Working part time during retirement is about getting the best of both worlds: an opportunity to continue earning along with the flexibility to pursue personal goals.
Opportunities to work part-time are becoming more plentiful as employers scramble to replace the large number of baby boomers now reaching retirement age. Fortunately for employers, many “retired” workers intend to continue working at least part time.
Many employers are rewriting employment policies to create opportunities for these retirement-age workers, including options for phased retirement, telecommuting, part-time work, and consulting.
Looking for work
While some people want to continue to work for the same employer or in the same field after retirement, others use part-time work to explore something different.
You can start your search by checking with the Human Resources department of your pre-retirement company, scanning online employment ads, contacting prospective employers, and exploring potential earning opportunities from hobbies and special interests.
The goal is to combine fulfilling work with the flexibility to enjoy your retirement. That way, both you and your prospective employers can reap the benefits of part-time work after retirement.
A key issue for many older workers is how to balance retirement and health benefits with part-time earnings for maximum gain. Several issues should be part of the decision:
* Health benefits: If you retire after age 65, Medicare and a supplemental health plan may meet most of your needs. For early retirees, working part time may be a way to gain access to health benefits at a reasonable cost. Be sure to check your options before making decisions.
* Retirement savings: It’s always wise to have your own retirement savings to help insulate you from potential changes to your pension plan or other developments that affect your financial health. Part-time work may enable you to reduce the amount you withdraw from these savings, or even continue to make deposits.

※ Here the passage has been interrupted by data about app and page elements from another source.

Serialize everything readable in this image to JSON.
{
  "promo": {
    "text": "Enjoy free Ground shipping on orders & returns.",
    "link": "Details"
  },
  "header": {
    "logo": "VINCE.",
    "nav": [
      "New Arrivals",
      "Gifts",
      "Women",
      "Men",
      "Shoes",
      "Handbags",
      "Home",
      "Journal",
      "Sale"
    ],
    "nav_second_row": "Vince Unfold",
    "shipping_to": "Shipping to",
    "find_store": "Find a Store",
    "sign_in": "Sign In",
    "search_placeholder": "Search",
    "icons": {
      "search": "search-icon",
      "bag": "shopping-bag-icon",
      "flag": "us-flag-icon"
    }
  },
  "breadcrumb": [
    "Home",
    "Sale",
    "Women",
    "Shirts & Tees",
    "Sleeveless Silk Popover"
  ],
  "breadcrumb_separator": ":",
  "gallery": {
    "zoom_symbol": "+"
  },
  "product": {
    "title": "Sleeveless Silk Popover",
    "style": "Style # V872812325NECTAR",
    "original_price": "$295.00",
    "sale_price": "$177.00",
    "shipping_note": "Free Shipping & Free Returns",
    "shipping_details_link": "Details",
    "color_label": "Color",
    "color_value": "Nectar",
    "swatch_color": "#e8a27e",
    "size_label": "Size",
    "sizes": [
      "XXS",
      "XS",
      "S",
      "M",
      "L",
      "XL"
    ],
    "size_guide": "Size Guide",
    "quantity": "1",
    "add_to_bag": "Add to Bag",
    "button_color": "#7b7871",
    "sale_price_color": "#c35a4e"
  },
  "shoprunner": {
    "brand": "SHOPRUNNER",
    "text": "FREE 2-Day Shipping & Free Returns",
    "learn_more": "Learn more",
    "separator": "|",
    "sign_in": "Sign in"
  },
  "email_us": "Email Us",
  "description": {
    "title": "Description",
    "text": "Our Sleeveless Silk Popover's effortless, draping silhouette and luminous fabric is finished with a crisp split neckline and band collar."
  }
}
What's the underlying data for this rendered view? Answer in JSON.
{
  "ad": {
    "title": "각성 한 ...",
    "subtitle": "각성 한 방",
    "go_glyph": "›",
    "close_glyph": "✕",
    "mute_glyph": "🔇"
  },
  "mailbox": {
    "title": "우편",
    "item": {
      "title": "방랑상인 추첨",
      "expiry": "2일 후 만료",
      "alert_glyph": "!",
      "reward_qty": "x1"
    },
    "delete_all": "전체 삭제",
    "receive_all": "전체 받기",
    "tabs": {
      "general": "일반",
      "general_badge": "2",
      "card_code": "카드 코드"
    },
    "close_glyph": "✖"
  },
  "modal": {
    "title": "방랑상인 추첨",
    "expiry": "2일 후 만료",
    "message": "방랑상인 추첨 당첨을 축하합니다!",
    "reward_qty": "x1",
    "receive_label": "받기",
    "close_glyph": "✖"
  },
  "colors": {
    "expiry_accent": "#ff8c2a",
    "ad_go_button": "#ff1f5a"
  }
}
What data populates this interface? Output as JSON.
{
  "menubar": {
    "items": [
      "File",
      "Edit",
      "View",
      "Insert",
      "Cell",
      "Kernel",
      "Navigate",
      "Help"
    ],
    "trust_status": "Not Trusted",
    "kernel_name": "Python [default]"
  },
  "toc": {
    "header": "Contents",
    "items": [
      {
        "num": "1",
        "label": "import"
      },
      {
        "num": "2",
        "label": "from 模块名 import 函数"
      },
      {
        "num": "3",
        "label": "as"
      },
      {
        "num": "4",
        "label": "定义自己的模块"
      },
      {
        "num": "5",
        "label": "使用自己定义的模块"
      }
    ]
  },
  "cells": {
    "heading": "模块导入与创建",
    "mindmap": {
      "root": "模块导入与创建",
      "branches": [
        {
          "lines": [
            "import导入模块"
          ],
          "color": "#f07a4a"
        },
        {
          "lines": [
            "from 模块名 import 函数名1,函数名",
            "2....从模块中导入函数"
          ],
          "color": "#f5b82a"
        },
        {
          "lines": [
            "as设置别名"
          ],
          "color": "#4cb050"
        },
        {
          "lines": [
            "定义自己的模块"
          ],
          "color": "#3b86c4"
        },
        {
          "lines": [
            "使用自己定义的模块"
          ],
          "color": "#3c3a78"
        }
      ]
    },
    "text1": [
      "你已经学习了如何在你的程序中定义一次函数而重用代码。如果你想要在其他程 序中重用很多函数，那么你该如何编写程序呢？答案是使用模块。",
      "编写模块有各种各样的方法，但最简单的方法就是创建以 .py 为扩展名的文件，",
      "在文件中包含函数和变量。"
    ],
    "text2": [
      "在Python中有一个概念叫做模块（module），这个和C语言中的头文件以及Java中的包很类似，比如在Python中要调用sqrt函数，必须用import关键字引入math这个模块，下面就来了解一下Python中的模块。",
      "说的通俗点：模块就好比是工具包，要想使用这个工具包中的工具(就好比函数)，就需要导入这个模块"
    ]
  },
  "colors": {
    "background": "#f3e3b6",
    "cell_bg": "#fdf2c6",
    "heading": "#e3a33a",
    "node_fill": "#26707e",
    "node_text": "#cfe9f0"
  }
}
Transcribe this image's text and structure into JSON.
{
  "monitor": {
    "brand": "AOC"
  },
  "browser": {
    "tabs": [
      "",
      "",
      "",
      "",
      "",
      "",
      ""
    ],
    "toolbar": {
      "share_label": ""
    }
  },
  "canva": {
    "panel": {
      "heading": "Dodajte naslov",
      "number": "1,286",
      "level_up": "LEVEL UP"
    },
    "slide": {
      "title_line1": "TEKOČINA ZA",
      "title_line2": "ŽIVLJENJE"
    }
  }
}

* Taxes: If you’re already receiving a pension, part-time earnings can push you into another tax bracket or increase the percentage of Social Security payments subject to income taxes. Periodically review your estimated tax and set aside funds to reduce the impact at tax time.
* Social Security: Changes in Social Security laws make it possible for workers who reach full retirement age to receive full Social Security benefit payments even when they continue to work. Retirees who take early Social Security benefits still face limits on earnings, however, so check the Social Security Administration website to know where you stand (http://www.ssa.gov/pubs/10069.html).
* Pension payments: Most pensions are unaffected if you go back to work for a different employer, but problems can arise if you take early retirement with pension benefits and then continue to work for the same employer. Either way, be sure to check the pension impact with your employer or pension plan before accepting a part-time position.
If you have questions about retirement savings or other investment counseling, Liberty Savings is here to help. Call us at 201-659-3131, or ask questions at any branch to find out what free information and services we have to offer.
You can also contact our financial services advisor, Bob Dash with NorthEast Planning Corporation, our partner for full service financial planning organization. Contact Bob Dash directly at (908) 709-0020 Ext. 230 or email@example.com.